“I've always wanted to throw it equally as well as running,” Kelly said. “But if you let us throw the football all over the field we're going to throw it and we won't run it as much. Are there things we can get better at in the running game? Absolutely. But we've been afforded the opportunity to throw the ball around the field. Teams have wanted to pressure our run game and I think a lot of that has been, ‘Look at all these young receivers they have, let's challenge them.’
“Teams have (challenged us), and we've been up to the challenge. If they want to keep doing that we have to keep proving that we can throw the football, and I think you'll see that running game come back into more balance.”
Entering the season, Notre Dame’s receiving corps was centered on one relatively underutilized senior (Torii Hunter Jr.) and a gaggle of talented question marks. Opposing defenses schemed to make Notre Dame prove that Kizer and his new cast of characters could beat them.
Now, look at the result.
“This is a season where we're just taking what the defense is giving us,” Kizer said. “We're not forcing whatever we have to do to get the ball down the field. It's more just allowing our game plan to come into play when people want to add guys to the box. When you have Dexter Williams and Josh Adams and Tarean Folston along with the line that we have, you have to expect that guys are going to continue to respect the box the way that they are.
“I mean, we're deadly.
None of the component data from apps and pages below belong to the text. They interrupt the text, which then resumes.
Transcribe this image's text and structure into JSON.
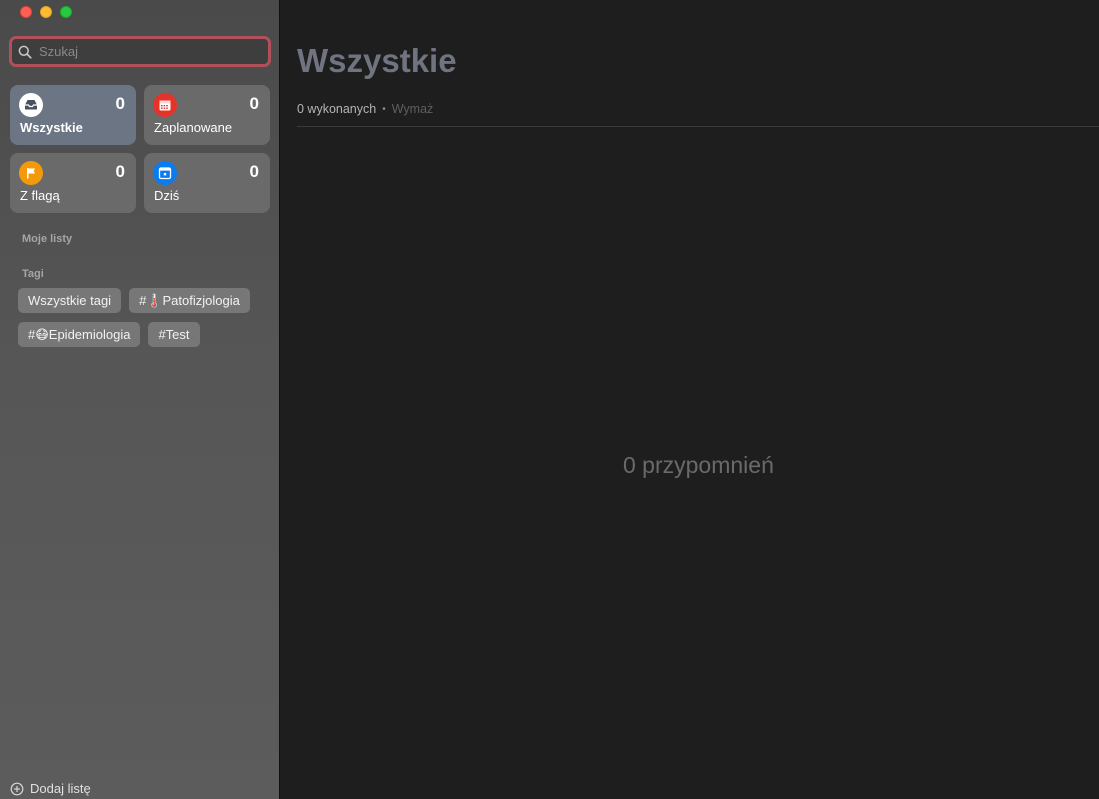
{
  "window": {
    "traffic_lights": [
      "close",
      "minimize",
      "zoom"
    ]
  },
  "sidebar": {
    "search": {
      "placeholder": "Szukaj",
      "value": ""
    },
    "smart_lists": [
      {
        "label": "Wszystkie",
        "count": "0",
        "icon": "tray-icon",
        "color": "#ffffff"
      },
      {
        "label": "Zaplanowane",
        "count": "0",
        "icon": "calendar-icon",
        "color": "#e5332a"
      },
      {
        "label": "Z flagą",
        "count": "0",
        "icon": "flag-icon",
        "color": "#f49a0a"
      },
      {
        "label": "Dziś",
        "count": "0",
        "icon": "today-icon",
        "color": "#0a7cf2"
      }
    ],
    "my_lists_label": "Moje listy",
    "tags_label": "Tagi",
    "tags": [
      {
        "label": "Wszystkie tagi"
      },
      {
        "label": "#🌡️Patofizjologia"
      },
      {
        "label": "#😷Epidemiologia"
      },
      {
        "label": "#Test"
      }
    ],
    "add_list_label": "Dodaj listę"
  },
  "main": {
    "title": "Wszystkie",
    "done_count": "0 wykonanych",
    "separator": "•",
    "clear_label": "Wymaż",
    "empty_text": "0 przypomnień"
  }
}
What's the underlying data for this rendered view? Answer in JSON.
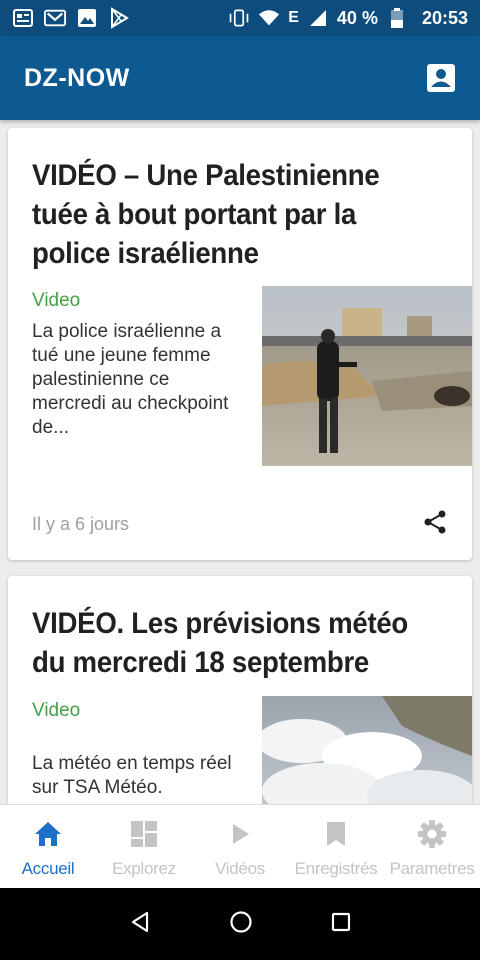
{
  "status_bar": {
    "battery": "40 %",
    "time": "20:53",
    "network": "E",
    "icons": [
      "news-icon",
      "gmail-icon",
      "gallery-icon",
      "play-store-icon",
      "vibrate-icon",
      "wifi-icon",
      "signal-icon",
      "battery-icon"
    ]
  },
  "app_bar": {
    "title": "DZ-NOW",
    "account_icon": "account-box-icon"
  },
  "articles": [
    {
      "title": "VIDÉO – Une Palestinienne tuée à bout portant par la police israélienne",
      "category": "Video",
      "excerpt": "La police israélienne a tué une jeune femme palestinienne ce mercredi au checkpoint de...",
      "time": "Il y a 6 jours",
      "share_icon": "share-icon"
    },
    {
      "title": "VIDÉO. Les prévisions météo du mercredi 18 septembre",
      "category": "Video",
      "excerpt": "La météo en temps réel sur TSA Météo."
    }
  ],
  "bottom_nav": {
    "items": [
      {
        "label": "Accueil",
        "icon": "home-icon",
        "active": true
      },
      {
        "label": "Explorez",
        "icon": "dashboard-icon",
        "active": false
      },
      {
        "label": "Vidéos",
        "icon": "play-icon",
        "active": false
      },
      {
        "label": "Enregistrés",
        "icon": "bookmark-icon",
        "active": false
      },
      {
        "label": "Parametres",
        "icon": "settings-icon",
        "active": false
      }
    ]
  },
  "colors": {
    "status_bar": "#0d4c7d",
    "app_bar": "#0d5a90",
    "category": "#43a047",
    "nav_active": "#1e6fc7",
    "nav_inactive": "#c4c4c4"
  }
}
If you take a guy out of there, we're going to run all over you, and we'll respond accordingly if we need to pass the ball.”
Of course, Notre Dame’s decidedly one-sided production isn’t entirely a product of opposing defenses. The Irish are also breaking in three first-time starters on the offensive line — center Sam Mustipher, right guard Colin McGovern and right tackle Alex Bars. Running backs Adams, Williams and Folston are plenty capable, but Notre Dame’s top rusher from 2015 — C.J. Prosise — has galloped into more lucrative pastures in the NFL.
Essentially, it’s difficult to replicate last season’s production without last season’s personnel.
“I think that's the biggest battle,” senior left tackle Mike McGlinchey said on Wednesday. “It's about growing and continuing that cohesiveness the entire year, week to week. We've certainly gotten a lot better with playing together and playing five guys on five jobs at a time. We're going to continue to do that.
“We haven't done it quite to the manner we would have liked to so far this year, but that's football. You're going to continue to have your lumps, and it's about how you learn from them.”
Notre Dame may take a few more lumps on Saturday, as the Irish meet an NC State defense that is allowing just 99 rushing yards per game (13th nationally). If Kizer and Co. need to throw to win, they’ll throw — and expect to win.
For the Irish, at least through five games, it hasn’t been balance or bust.